**INPUT MATERIAL:**
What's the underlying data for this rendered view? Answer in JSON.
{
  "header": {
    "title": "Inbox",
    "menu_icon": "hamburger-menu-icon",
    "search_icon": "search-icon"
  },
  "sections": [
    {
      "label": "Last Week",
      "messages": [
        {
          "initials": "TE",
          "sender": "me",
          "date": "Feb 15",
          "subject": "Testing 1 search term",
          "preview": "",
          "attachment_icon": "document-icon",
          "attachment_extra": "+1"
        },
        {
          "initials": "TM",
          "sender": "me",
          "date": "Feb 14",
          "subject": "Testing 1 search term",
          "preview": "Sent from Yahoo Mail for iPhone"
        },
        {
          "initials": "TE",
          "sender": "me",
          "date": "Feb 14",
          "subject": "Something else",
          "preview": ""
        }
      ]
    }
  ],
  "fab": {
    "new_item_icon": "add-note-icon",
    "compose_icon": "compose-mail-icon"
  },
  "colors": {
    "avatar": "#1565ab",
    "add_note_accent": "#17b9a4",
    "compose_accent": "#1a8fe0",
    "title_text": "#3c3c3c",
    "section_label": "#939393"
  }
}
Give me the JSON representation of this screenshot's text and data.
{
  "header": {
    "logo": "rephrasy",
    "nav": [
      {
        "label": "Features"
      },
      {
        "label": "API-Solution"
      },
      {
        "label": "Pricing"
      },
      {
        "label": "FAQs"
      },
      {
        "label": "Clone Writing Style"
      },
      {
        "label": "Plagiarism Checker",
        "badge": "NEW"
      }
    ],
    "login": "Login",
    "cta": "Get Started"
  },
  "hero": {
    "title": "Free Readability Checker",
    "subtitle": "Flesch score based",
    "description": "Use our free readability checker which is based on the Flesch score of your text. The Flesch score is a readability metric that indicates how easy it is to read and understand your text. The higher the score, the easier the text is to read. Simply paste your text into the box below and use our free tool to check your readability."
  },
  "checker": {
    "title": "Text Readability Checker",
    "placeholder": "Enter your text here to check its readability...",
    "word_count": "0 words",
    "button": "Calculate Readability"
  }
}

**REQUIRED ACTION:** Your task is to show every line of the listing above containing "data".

**REPLY:**
What's the underlying data for this rendered view? Answer in JSON.
Give me the JSON representation of this screenshot's text and data.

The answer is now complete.